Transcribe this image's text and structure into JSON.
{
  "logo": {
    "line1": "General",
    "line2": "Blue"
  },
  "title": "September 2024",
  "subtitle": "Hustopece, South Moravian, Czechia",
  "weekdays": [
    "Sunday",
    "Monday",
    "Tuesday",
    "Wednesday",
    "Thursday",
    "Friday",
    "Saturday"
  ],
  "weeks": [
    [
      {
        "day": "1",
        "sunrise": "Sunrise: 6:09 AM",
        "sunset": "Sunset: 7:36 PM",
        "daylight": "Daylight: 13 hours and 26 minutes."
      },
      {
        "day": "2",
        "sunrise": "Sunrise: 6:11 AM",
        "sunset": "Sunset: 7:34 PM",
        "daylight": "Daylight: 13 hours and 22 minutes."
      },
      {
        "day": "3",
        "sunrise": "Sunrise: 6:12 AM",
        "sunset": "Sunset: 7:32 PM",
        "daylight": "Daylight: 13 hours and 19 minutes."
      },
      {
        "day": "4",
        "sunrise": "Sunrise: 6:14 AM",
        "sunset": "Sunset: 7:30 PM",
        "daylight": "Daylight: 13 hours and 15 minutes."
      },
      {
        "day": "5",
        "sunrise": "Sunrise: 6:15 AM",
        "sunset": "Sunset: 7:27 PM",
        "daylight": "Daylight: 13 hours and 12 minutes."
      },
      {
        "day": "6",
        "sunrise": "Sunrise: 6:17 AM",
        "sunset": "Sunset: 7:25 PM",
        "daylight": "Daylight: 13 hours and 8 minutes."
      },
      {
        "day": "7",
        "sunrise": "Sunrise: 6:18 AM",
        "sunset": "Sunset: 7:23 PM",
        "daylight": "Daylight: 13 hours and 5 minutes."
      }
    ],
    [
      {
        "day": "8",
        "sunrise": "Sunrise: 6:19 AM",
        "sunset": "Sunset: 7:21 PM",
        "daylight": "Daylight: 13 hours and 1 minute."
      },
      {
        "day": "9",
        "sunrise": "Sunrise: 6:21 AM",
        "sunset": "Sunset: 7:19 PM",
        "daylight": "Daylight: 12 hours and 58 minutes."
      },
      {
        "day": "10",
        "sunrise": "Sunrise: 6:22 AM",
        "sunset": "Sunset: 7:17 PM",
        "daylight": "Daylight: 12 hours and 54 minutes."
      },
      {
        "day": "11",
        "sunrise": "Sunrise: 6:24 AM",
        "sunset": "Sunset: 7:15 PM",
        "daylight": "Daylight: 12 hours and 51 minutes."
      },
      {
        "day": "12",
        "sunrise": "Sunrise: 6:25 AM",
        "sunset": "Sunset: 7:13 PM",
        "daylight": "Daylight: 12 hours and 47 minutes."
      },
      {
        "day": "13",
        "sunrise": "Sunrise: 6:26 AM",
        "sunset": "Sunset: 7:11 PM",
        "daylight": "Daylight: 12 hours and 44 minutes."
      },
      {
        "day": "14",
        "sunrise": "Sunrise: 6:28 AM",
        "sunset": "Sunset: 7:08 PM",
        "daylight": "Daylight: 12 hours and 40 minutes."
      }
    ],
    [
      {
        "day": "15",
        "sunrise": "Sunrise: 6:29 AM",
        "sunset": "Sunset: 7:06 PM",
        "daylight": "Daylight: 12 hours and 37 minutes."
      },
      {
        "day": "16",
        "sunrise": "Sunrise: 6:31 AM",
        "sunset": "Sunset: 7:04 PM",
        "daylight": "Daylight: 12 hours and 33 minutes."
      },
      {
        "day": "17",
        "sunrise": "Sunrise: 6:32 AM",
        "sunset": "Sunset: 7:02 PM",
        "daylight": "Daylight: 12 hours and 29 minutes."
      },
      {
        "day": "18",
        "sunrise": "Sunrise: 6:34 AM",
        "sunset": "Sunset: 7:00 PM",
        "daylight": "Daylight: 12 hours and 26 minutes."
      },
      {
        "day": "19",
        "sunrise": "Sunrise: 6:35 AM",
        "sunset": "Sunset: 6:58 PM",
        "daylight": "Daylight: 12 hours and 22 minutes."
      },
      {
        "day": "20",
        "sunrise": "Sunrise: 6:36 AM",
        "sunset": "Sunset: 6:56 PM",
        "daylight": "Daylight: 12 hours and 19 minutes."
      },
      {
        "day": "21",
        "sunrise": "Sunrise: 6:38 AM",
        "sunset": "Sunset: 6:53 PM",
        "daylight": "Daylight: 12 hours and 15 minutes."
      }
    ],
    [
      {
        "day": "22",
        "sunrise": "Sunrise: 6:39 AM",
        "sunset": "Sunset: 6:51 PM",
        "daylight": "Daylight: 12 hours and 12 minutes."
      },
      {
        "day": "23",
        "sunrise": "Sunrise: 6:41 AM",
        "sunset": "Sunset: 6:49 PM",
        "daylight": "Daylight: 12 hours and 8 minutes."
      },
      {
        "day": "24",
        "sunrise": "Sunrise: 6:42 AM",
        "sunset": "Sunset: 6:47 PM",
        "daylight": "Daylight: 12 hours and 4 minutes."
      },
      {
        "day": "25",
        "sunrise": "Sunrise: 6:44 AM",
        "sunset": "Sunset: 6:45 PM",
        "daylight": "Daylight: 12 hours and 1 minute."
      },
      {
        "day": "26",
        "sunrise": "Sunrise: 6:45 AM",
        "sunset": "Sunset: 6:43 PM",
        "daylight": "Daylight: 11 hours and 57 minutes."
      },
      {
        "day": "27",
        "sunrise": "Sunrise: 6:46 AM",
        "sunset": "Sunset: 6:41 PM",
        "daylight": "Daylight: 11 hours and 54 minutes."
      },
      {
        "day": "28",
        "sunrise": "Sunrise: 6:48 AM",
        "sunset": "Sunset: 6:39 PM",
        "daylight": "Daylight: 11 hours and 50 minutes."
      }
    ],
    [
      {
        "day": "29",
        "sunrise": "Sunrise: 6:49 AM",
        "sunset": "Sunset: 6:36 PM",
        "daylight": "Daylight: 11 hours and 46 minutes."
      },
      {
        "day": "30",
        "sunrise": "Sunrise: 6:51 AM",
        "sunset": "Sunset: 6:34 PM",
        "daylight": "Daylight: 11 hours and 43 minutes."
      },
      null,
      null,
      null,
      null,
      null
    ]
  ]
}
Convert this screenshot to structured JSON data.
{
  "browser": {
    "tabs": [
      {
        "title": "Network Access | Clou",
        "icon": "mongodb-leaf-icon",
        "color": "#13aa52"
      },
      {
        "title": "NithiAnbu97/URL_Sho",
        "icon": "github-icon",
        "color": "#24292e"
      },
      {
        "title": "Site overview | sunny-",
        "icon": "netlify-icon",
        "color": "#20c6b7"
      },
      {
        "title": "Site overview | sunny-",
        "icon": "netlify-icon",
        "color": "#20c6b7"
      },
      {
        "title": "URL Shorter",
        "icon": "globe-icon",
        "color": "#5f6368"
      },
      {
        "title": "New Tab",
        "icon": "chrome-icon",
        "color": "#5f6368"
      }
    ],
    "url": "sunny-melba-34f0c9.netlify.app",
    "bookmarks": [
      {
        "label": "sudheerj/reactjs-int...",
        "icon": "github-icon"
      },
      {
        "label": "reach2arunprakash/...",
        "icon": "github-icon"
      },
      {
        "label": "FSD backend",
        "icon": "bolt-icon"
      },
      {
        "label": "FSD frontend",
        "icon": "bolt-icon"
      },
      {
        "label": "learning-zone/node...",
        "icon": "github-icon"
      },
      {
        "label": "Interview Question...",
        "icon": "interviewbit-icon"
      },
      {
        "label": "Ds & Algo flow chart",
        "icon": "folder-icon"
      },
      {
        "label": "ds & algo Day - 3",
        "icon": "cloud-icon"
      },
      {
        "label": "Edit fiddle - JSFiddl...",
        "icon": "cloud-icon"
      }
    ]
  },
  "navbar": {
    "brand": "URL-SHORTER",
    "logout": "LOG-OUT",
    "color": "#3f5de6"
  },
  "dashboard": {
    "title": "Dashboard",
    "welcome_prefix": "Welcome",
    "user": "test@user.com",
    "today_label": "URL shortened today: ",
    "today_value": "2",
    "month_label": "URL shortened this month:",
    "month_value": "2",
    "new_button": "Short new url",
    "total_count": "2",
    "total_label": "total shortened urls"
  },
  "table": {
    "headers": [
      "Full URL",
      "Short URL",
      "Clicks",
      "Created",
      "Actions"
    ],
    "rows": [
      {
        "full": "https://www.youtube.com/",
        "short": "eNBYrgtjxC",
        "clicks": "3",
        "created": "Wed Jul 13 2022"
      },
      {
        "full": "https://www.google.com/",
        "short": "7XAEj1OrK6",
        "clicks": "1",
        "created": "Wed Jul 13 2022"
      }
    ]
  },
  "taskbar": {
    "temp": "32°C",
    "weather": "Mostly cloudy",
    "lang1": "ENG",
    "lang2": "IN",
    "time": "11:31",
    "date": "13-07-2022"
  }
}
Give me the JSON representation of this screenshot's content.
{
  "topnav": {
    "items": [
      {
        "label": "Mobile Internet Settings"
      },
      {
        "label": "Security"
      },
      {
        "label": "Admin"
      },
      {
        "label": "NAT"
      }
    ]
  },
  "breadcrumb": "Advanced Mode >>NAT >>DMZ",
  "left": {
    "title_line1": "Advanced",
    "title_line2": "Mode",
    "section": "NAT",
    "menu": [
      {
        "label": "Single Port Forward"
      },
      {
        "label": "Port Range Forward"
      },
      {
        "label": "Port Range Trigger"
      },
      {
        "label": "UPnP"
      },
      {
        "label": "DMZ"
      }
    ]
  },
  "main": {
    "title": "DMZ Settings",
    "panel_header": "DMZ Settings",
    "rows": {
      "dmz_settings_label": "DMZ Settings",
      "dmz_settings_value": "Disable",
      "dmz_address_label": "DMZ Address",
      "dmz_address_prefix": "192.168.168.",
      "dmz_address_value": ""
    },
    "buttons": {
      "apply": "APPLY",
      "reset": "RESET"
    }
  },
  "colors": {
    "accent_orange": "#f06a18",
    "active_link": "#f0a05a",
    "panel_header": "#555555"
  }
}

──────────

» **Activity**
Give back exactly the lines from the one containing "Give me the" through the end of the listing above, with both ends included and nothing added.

» **The answer**
Give me the JSON representation of this screenshot's content.
{
  "topnav": {
    "items": [
      {
        "label": "Mobile Internet Settings"
      },
      {
        "label": "Security"
      },
      {
        "label": "Admin"
      },
      {
        "label": "NAT"
      }
    ]
  },
  "breadcrumb": "Advanced Mode >>NAT >>DMZ",
  "left": {
    "title_line1": "Advanced",
    "title_line2": "Mode",
    "section": "NAT",
    "menu": [
      {
        "label": "Single Port Forward"
      },
      {
        "label": "Port Range Forward"
      },
      {
        "label": "Port Range Trigger"
      },
      {
        "label": "UPnP"
      },
      {
        "label": "DMZ"
      }
    ]
  },
  "main": {
    "title": "DMZ Settings",
    "panel_header": "DMZ Settings",
    "rows": {
      "dmz_settings_label": "DMZ Settings",
      "dmz_settings_value": "Disable",
      "dmz_address_label": "DMZ Address",
      "dmz_address_prefix": "192.168.168.",
      "dmz_address_value": ""
    },
    "buttons": {
      "apply": "APPLY",
      "reset": "RESET"
    }
  },
  "colors": {
    "accent_orange": "#f06a18",
    "active_link": "#f0a05a",
    "panel_header": "#555555"
  }
}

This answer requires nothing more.